When mature the adult beetle possesses a dark-brown to black body up to 16 mm long and has a unique set of antenna with large club-like ends. The underside of the body is covered in short grey hairs.
The Pruinose Scarab (Sericesthis germinate) larva is a white to creamy-white soft-bodied grub, up to 20 mm long with three sets of legs and a hard, light-brown head. With most scarab pests, the larvae can be difficult to identify between species as only subtle differences distinguish them from other beetle larvae.
Adults emerge from pupation under the soil in early spring, and often fly to eucalyptus trees to mate before returning to the soil to lay 20 to 40 eggs. The larvae then hatch and burrow into the soil where they remain for a period of eight to 10 months before emergence the following spring.

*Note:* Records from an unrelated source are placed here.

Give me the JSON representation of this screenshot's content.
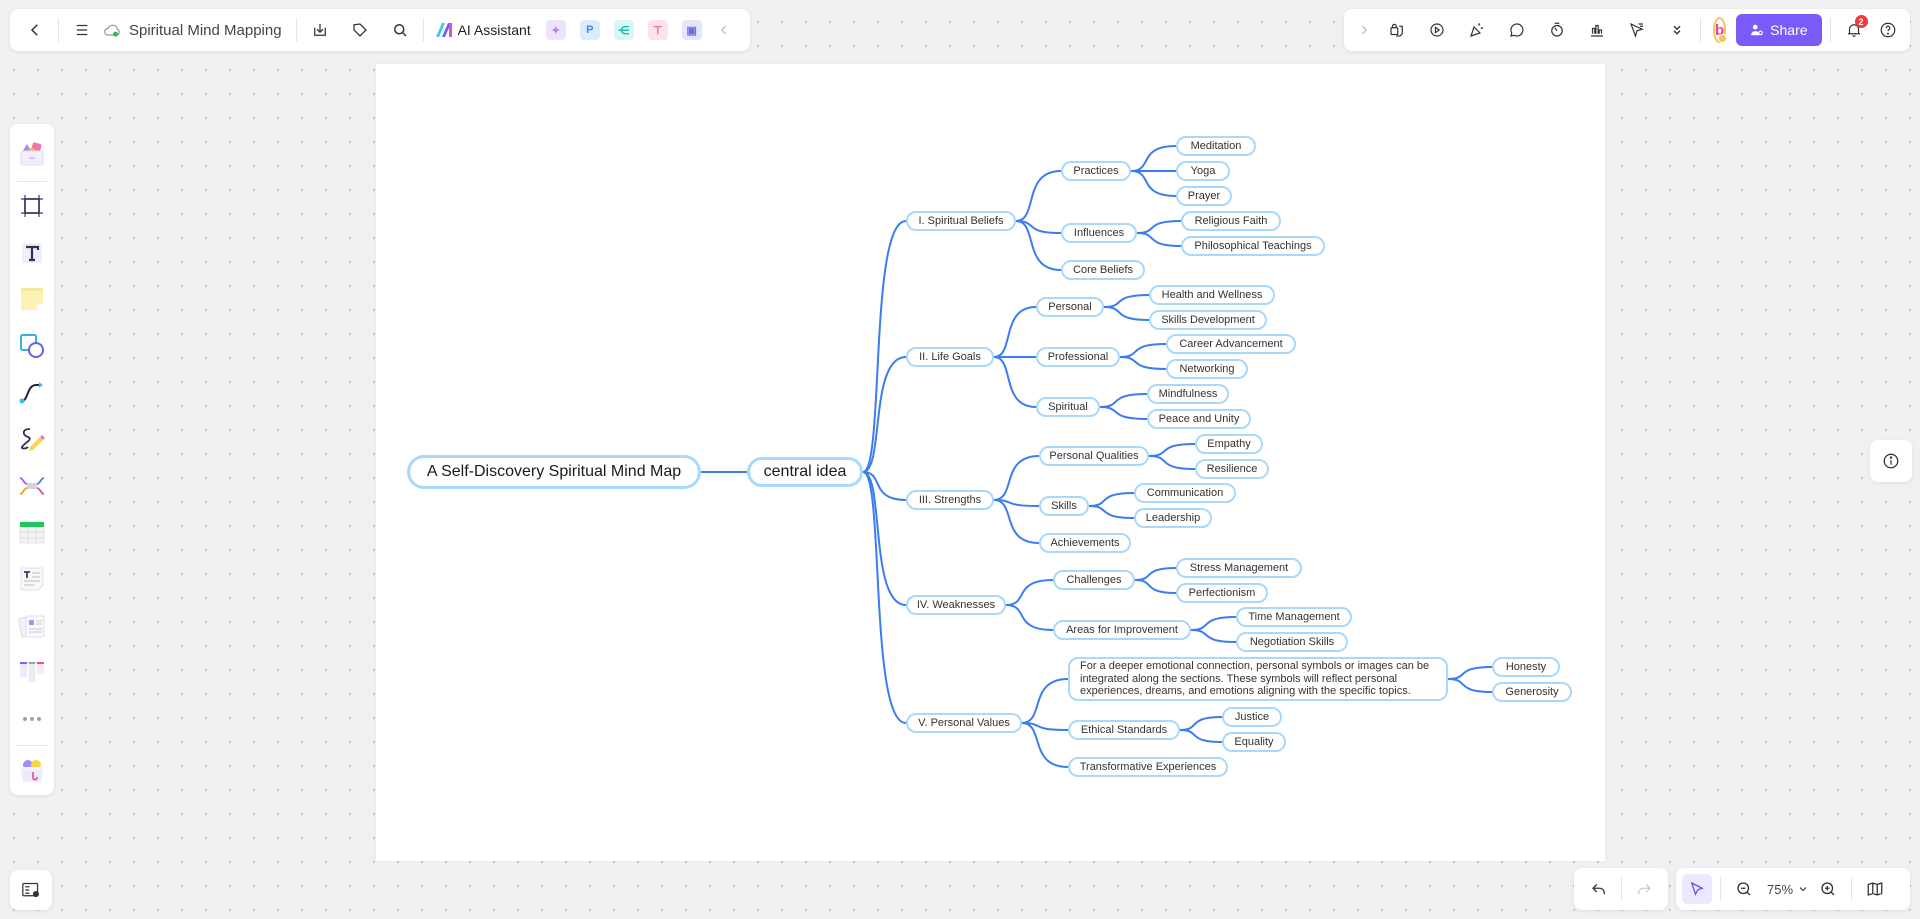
{
  "topbar": {
    "back_icon": "chevron-left-icon",
    "menu_icon": "hamburger-menu-icon",
    "cloud_icon": "cloud-synced-icon",
    "doc_title": "Spiritual Mind Mapping",
    "download_icon": "download-icon",
    "tag_icon": "tag-icon",
    "search_icon": "search-icon",
    "ai_assistant_label": "AI Assistant",
    "app_icons": [
      {
        "name": "ai-image-icon",
        "glyph": "✦",
        "bg": "#efe3fb",
        "color": "#b37fea"
      },
      {
        "name": "presentation-p-icon",
        "glyph": "P",
        "bg": "#dcecfd",
        "color": "#2f8ef0"
      },
      {
        "name": "mindmap-app-icon",
        "glyph": "⋲",
        "bg": "#d8f6f3",
        "color": "#10b8a8"
      },
      {
        "name": "flowchart-app-icon",
        "glyph": "⊤",
        "bg": "#fde2ec",
        "color": "#ef5c9a"
      },
      {
        "name": "chat-app-icon",
        "glyph": "▣",
        "bg": "#e6e6fb",
        "color": "#6a6ae8"
      }
    ],
    "collapse_icon": "chevron-left-icon",
    "right": {
      "expand_icon": "chevron-right-icon",
      "tools": [
        "lock-sticky-icon",
        "play-presentation-icon",
        "celebrate-icon",
        "comment-icon",
        "timer-icon",
        "chart-icon",
        "laser-pointer-icon",
        "more-chevrons-icon"
      ],
      "avatar_letter": "b",
      "share_label": "Share",
      "notification_count": "2",
      "help_icon": "help-icon"
    }
  },
  "left_toolbar": [
    "templates-icon",
    "frame-icon",
    "text-icon",
    "sticky-note-icon",
    "shapes-icon",
    "connector-icon",
    "pen-icon",
    "mindmap-icon",
    "table-icon",
    "document-icon",
    "cards-icon",
    "kanban-icon",
    "more-icon",
    "app-box-icon"
  ],
  "mindmap": {
    "root": "A Self-Discovery Spiritual Mind Map",
    "center": "central idea",
    "branches": [
      {
        "label": "I. Spiritual Beliefs",
        "children": [
          {
            "label": "Practices",
            "children": [
              "Meditation",
              "Yoga",
              "Prayer"
            ]
          },
          {
            "label": "Influences",
            "children": [
              "Religious Faith",
              "Philosophical Teachings"
            ]
          },
          {
            "label": "Core Beliefs",
            "children": []
          }
        ]
      },
      {
        "label": "II. Life Goals",
        "children": [
          {
            "label": "Personal",
            "children": [
              "Health and Wellness",
              "Skills Development"
            ]
          },
          {
            "label": "Professional",
            "children": [
              "Career Advancement",
              "Networking"
            ]
          },
          {
            "label": "Spiritual",
            "children": [
              "Mindfulness",
              "Peace and Unity"
            ]
          }
        ]
      },
      {
        "label": "III. Strengths",
        "children": [
          {
            "label": "Personal Qualities",
            "children": [
              "Empathy",
              "Resilience"
            ]
          },
          {
            "label": "Skills",
            "children": [
              "Communication",
              "Leadership"
            ]
          },
          {
            "label": "Achievements",
            "children": []
          }
        ]
      },
      {
        "label": "IV. Weaknesses",
        "children": [
          {
            "label": "Challenges",
            "children": [
              "Stress Management",
              "Perfectionism"
            ]
          },
          {
            "label": "Areas for Improvement",
            "children": [
              "Time Management",
              "Negotiation Skills"
            ]
          }
        ]
      },
      {
        "label": "V. Personal Values",
        "children": [
          {
            "label": "For a deeper emotional connection, personal symbols or images can be integrated along the sections. These symbols will reflect personal experiences, dreams, and emotions aligning with the specific topics.",
            "children": [
              "Honesty",
              "Generosity"
            ]
          },
          {
            "label": "Ethical Standards",
            "children": [
              "Justice",
              "Equality"
            ]
          },
          {
            "label": "Transformative Experiences",
            "children": []
          }
        ]
      }
    ]
  },
  "colors": {
    "connector": "#3b7cf0",
    "node_border": "#a8d8fc",
    "accent": "#7a5af8"
  },
  "bottom": {
    "undo_icon": "undo-icon",
    "redo_icon": "redo-icon",
    "select_icon": "select-pointer-icon",
    "zoom_out_icon": "zoom-out-icon",
    "zoom_level": "75%",
    "zoom_in_icon": "zoom-in-icon",
    "map_icon": "minimap-icon",
    "outline_icon": "outline-view-icon",
    "info_icon": "info-icon"
  }
}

Larvae will mainly eat decaying organic matter, though in large numbers their minor feeding activities on plant roots can cause injury. Adults then hatch in spring and live for one to nine weeks.